February 14th is a day of romance for normal people, we call it Valentine’s Day. It means different thing to different people, many people exchange gifts, flowers or feelings with their special ones.
But for Paytm founder Vijay Shekher Sharma, this valentine day was unique. He met Todd Combs, investment manager at Berkshire Hathaway on the day. And one offline meeting in Canada and two phone calls later as put by Sharma in an interview with Mint, the deal, involving Berkshire picking up 3-4 per cent stake in payments major with Rs 2,500 crore ($356 million), was made.
The deal pegged Paytm’s valuation at $10-12 billion, making it the country’s most valuable startup and the second decacorn. With this Paytm has now become single firm to have got the backing from Alibaba, Softbank, and now Berkshire Hathaway.
For a startup to get the abovementioned investors is dream come true. Especially for Paytm, which is loss-making and yet to prove its mettle when it comes to providing long sustainable product and business model.

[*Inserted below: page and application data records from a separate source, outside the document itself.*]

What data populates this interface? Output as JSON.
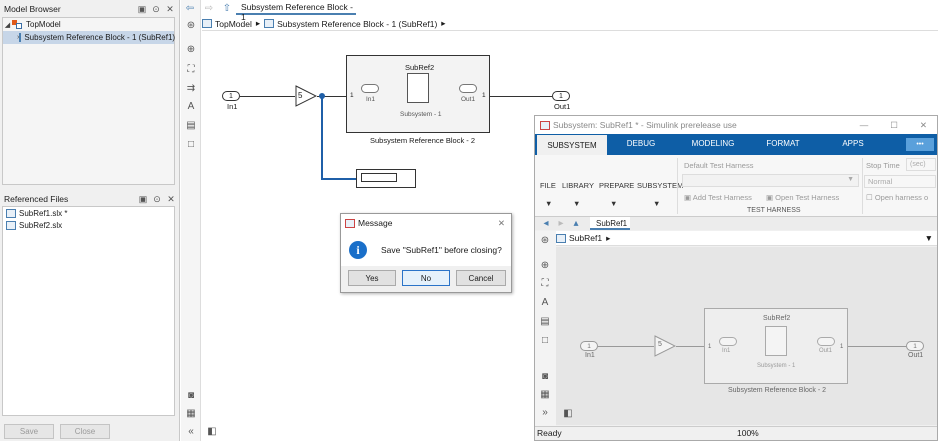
{
  "model_browser": {
    "title": "Model Browser",
    "tree": [
      {
        "label": "TopModel"
      },
      {
        "label": "Subsystem Reference Block - 1 (SubRef1)"
      }
    ]
  },
  "referenced_files": {
    "title": "Referenced Files",
    "files": [
      "SubRef1.slx *",
      "SubRef2.slx"
    ]
  },
  "footer": {
    "save": "Save",
    "close": "Close"
  },
  "main": {
    "tab_title": "Subsystem Reference Block - 1",
    "breadcrumb": [
      "TopModel",
      "Subsystem Reference Block - 1 (SubRef1)"
    ],
    "diagram": {
      "in_port": {
        "num": "1",
        "name": "In1"
      },
      "gain": "5",
      "ref_block": {
        "title": "SubRef2",
        "inner_label": "Subsystem - 1",
        "in_label": "In1",
        "out_label": "Out1",
        "port_in": "1",
        "port_out": "1",
        "name": "Subsystem Reference Block - 2"
      },
      "out_port": {
        "num": "1",
        "name": "Out1"
      }
    }
  },
  "dialog": {
    "title": "Message",
    "message": "Save \"SubRef1\" before closing?",
    "yes": "Yes",
    "no": "No",
    "cancel": "Cancel"
  },
  "window2": {
    "title": "Subsystem: SubRef1 * - Simulink prerelease use",
    "tabs": [
      "SUBSYSTEM",
      "DEBUG",
      "MODELING",
      "FORMAT",
      "APPS"
    ],
    "more": "•••",
    "ribbon": {
      "file": "FILE",
      "library": "LIBRARY",
      "prepare": "PREPARE",
      "subsystem": "SUBSYSTEM",
      "default_harness": "Default Test Harness",
      "add_harness": "Add Test Harness",
      "open_harness": "Open Test Harness",
      "test_harness": "TEST HARNESS",
      "stop_time": "Stop Time",
      "stop_value": "(sec)",
      "normal": "Normal",
      "open_harness_cb": "Open harness o"
    },
    "doc_tab": "SubRef1",
    "breadcrumb": "SubRef1",
    "diagram": {
      "in_port": {
        "num": "1",
        "name": "In1"
      },
      "gain": "5",
      "ref_block": {
        "title": "SubRef2",
        "inner_label": "Subsystem - 1",
        "in_label": "In1",
        "out_label": "Out1",
        "port_in": "1",
        "port_out": "1",
        "name": "Subsystem Reference Block - 2"
      },
      "out_port": {
        "num": "1",
        "name": "Out1"
      }
    },
    "status": {
      "ready": "Ready",
      "zoom": "100%"
    }
  }
}
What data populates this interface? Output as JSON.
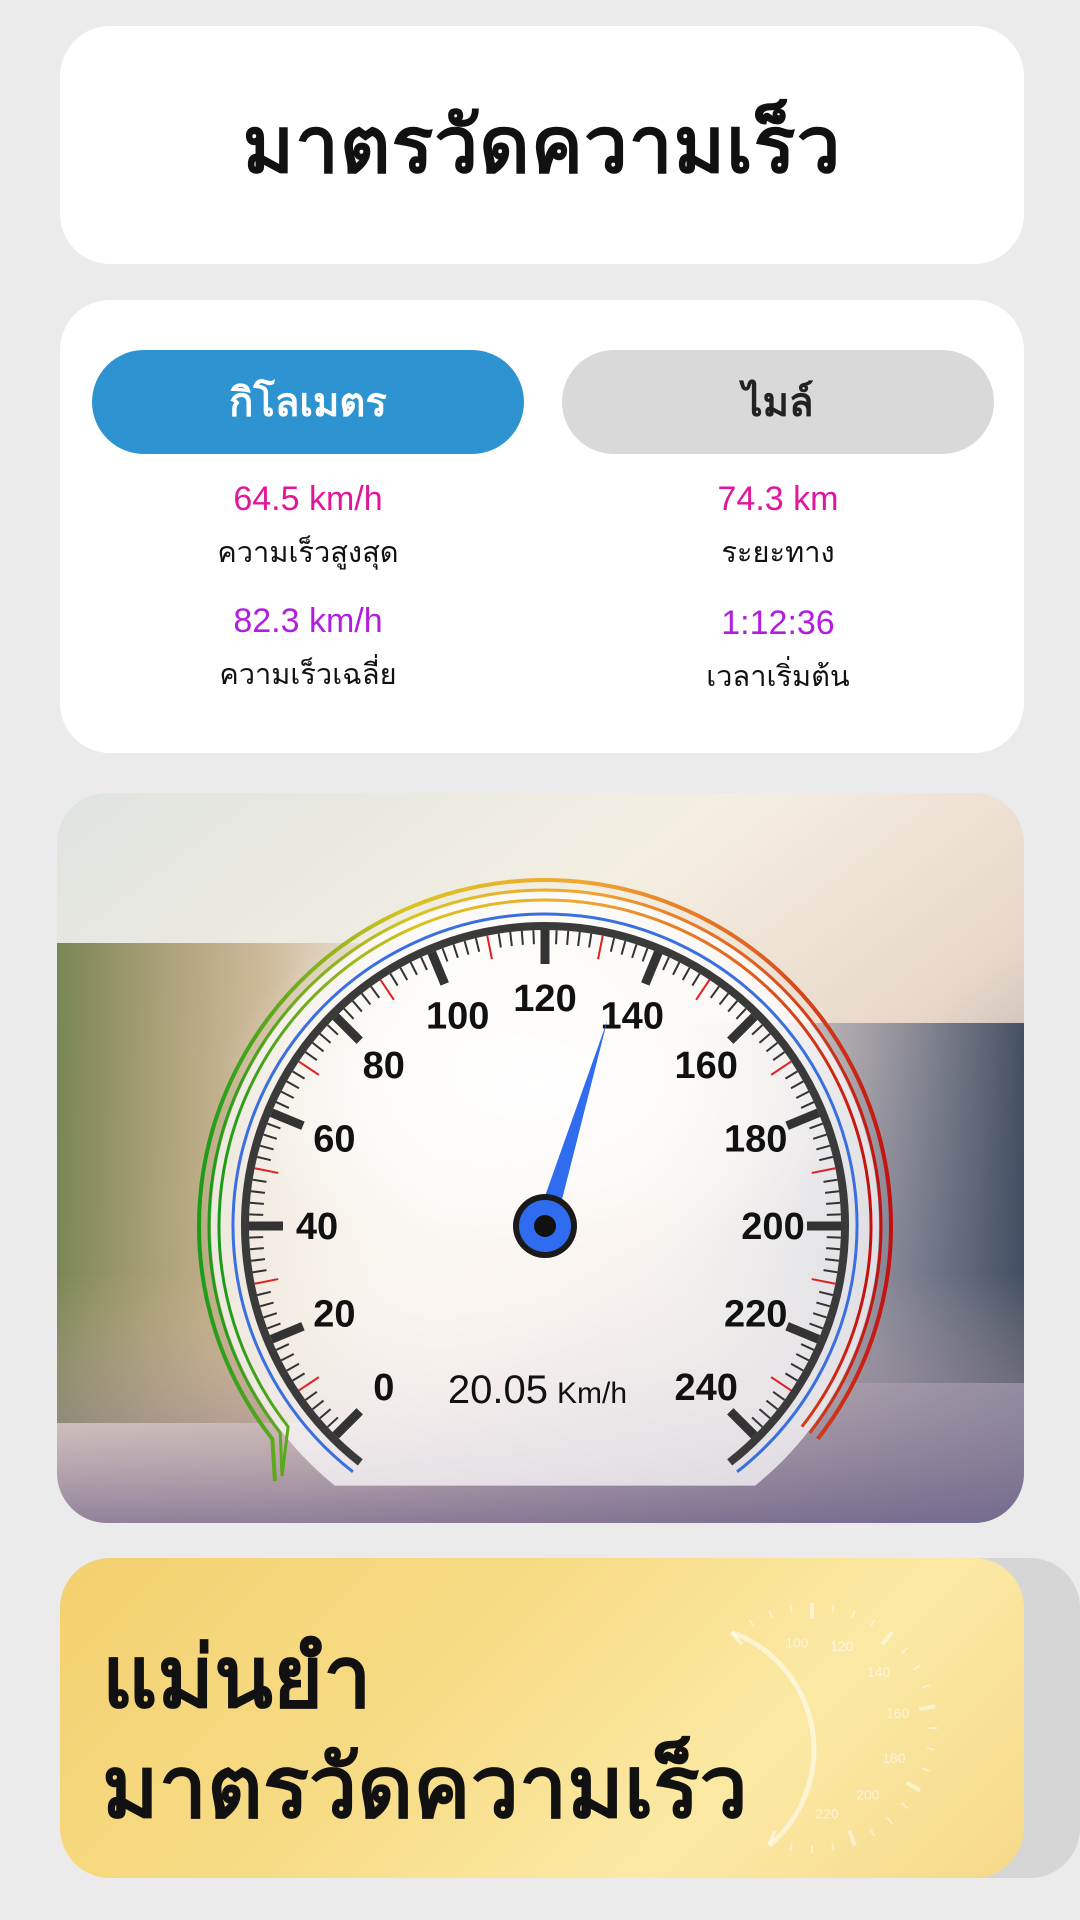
{
  "header": {
    "title": "มาตรวัดความเร็ว"
  },
  "units": {
    "km_label": "กิโลเมตร",
    "mile_label": "ไมล์",
    "selected": "km"
  },
  "stats": {
    "max_speed": {
      "value": "64.5 km/h",
      "label": "ความเร็วสูงสุด"
    },
    "distance": {
      "value": "74.3 km",
      "label": "ระยะทาง"
    },
    "avg_speed": {
      "value": "82.3 km/h",
      "label": "ความเร็วเฉลี่ย"
    },
    "elapsed": {
      "value": "1:12:36",
      "label": "เวลาเริ่มต้น"
    }
  },
  "gauge": {
    "min": 0,
    "max": 240,
    "major_ticks": [
      "0",
      "20",
      "40",
      "60",
      "80",
      "100",
      "120",
      "140",
      "160",
      "180",
      "200",
      "220",
      "240"
    ],
    "needle_value": 135,
    "readout_value": "20.05",
    "readout_unit": "Km/h",
    "colors": {
      "needle": "#2f6cf0",
      "inner_ring": "#3a6fe0",
      "minor_tick_red": "#e02020"
    }
  },
  "promo": {
    "line1": "แม่นยำ",
    "line2": "มาตรวัดความเร็ว",
    "gauge_labels": [
      "100",
      "120",
      "140",
      "160",
      "180",
      "200",
      "220"
    ]
  },
  "colors": {
    "primary": "#2d93d1",
    "pink": "#e2169c",
    "purple": "#b01fe0",
    "background": "#ebebeb"
  }
}
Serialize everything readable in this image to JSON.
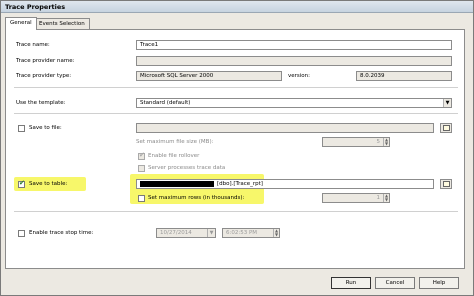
{
  "window": {
    "title": "Trace Properties"
  },
  "tabs": [
    {
      "label": "General",
      "active": true
    },
    {
      "label": "Events Selection",
      "active": false
    }
  ],
  "general": {
    "trace_name_label": "Trace name:",
    "trace_name_value": "Trace1",
    "provider_name_label": "Trace provider name:",
    "provider_type_label": "Trace provider type:",
    "provider_type_value": "Microsoft SQL Server 2000",
    "version_label": "version:",
    "version_value": "8.0.2039",
    "template_label": "Use the template:",
    "template_value": "Standard (default)",
    "save_to_file_label": "Save to file:",
    "save_to_file_checked": false,
    "max_file_size_label": "Set maximum file size (MB):",
    "max_file_size_value": "5",
    "file_rollover_label": "Enable file rollover",
    "server_processes_label": "Server processes trace data",
    "save_to_table_label": "Save to table:",
    "save_to_table_checked": true,
    "table_value": "[dbo].[Trace_rpt]",
    "max_rows_label": "Set maximum rows (in thousands):",
    "max_rows_value": "1",
    "stop_time_label": "Enable trace stop time:",
    "stop_date_value": "10/27/2014",
    "stop_time_value": "6:02:53 PM"
  },
  "footer": {
    "run_label": "Run",
    "cancel_label": "Cancel",
    "help_label": "Help"
  },
  "colors": {
    "highlight": "#f6f65a",
    "check_mark": "#2a7a2a"
  }
}
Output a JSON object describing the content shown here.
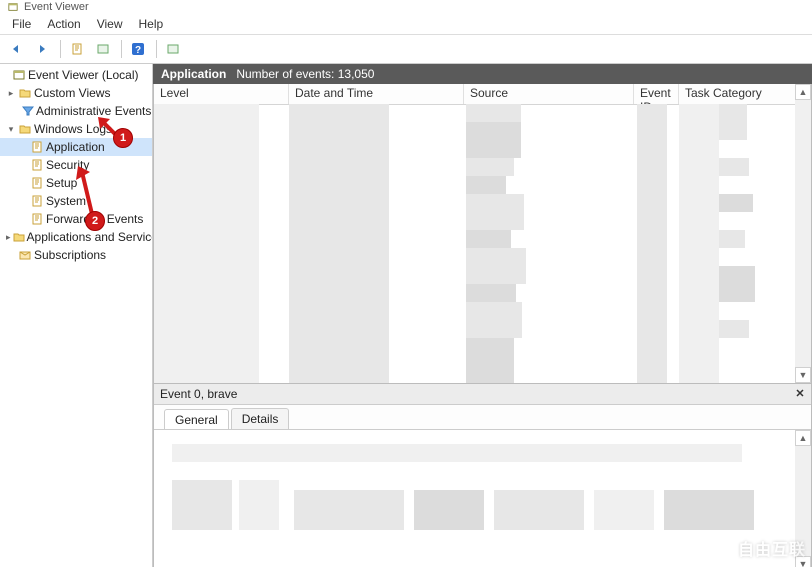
{
  "titlebar": {
    "title": "Event Viewer"
  },
  "menu": {
    "file": "File",
    "action": "Action",
    "view": "View",
    "help": "Help"
  },
  "tree": {
    "root": "Event Viewer (Local)",
    "custom_views": "Custom Views",
    "administrative_events": "Administrative Events",
    "windows_logs": "Windows Logs",
    "application": "Application",
    "security": "Security",
    "setup": "Setup",
    "system": "System",
    "forwarded_events": "Forwarded Events",
    "app_services": "Applications and Services Lo",
    "subscriptions": "Subscriptions"
  },
  "log_header": {
    "name": "Application",
    "count_label": "Number of events: 13,050"
  },
  "columns": {
    "level": "Level",
    "date": "Date and Time",
    "source": "Source",
    "event_id": "Event ID",
    "task": "Task Category"
  },
  "detail": {
    "title": "Event 0, brave",
    "tab_general": "General",
    "tab_details": "Details"
  },
  "annotations": {
    "one": "1",
    "two": "2"
  },
  "watermark": {
    "text": "自由互联"
  }
}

Last year, Paytm’s losses stood at Rs 900 crore whereas its revenue was around Rs 829 crore. In the year prior to that, its loss figure touched Rs 1,497 crore. This year losses are also expected to go up as it has increased expenditure on marketing and partnerships.
The question arises, why and what led Berkshire to invest in Paytm? What is its expectation? Will there be more investment flowing into Paytm from Berkshire?
While it might take longer to get to exact answers of all the questions, there certainly are dots to be connected to get what the full picture would be like. If we see Berkshire, it is globally renowned firm with the market cap around $500 Billion. Based on its past record, it is known as one of the sharpest and most astute investors in the world.
Financial services companies including Goldman Sachs, Bank of America, Wells Fargo, American Express, Visa, and Mastercard are in its kitty. It is known to have turned around Goldman Sachs with $5 billion investment in 2008.
Paytm being its first Indian investment, based on its scale and execution, as per the Paytm founder, the partnership might lead many financial collaborations in coming years with Berkshire portfolio firms.
For Paytm, the $300 million investment is just the beginning.
“Berkshire wanted to invest more than what we have accepted. We did not think it was the right time to raise more money and dilute further, as we already have sufficient capital in the bank”, added Sharma.
The investment gate is left ajar, if the need arises, for the Buffet-backed firm. Berkshire too is aware of the financial opportunity Indian market has to offer. It would not like to miss it.
India’s fintech industry is expected to have a turnover of $2.4 billion by 2020. From Indian perspective, it may seem Paytm needs Berkshire. But looking from a global perspective, Berkshire needs Paytm too.
Besides, the presence of two big giants Alibaba and Softbank in Paytm, could lead to more future synergies involving Berkshire. Combs, who is an expert in financial services, has his own hedge fund and is on the board JP Morgan.
Combs is also part of the healthcare initiative between Amazon and JP Morgan. Therefore, he can, if the possibility arises, help to partner Amazon in long run.
At present, Paytm is bullish on financial services. Paytm plans to invest around Rs 5,000 crore in its payment bank in the next three years to enhance payment facilities for customers. It also aims to achieve $100 billion GMV by the end of 2019.
With Berkshire investment and expertise on table now, it can certainly help build Paytm into the dominant and biggest financial services firm in India.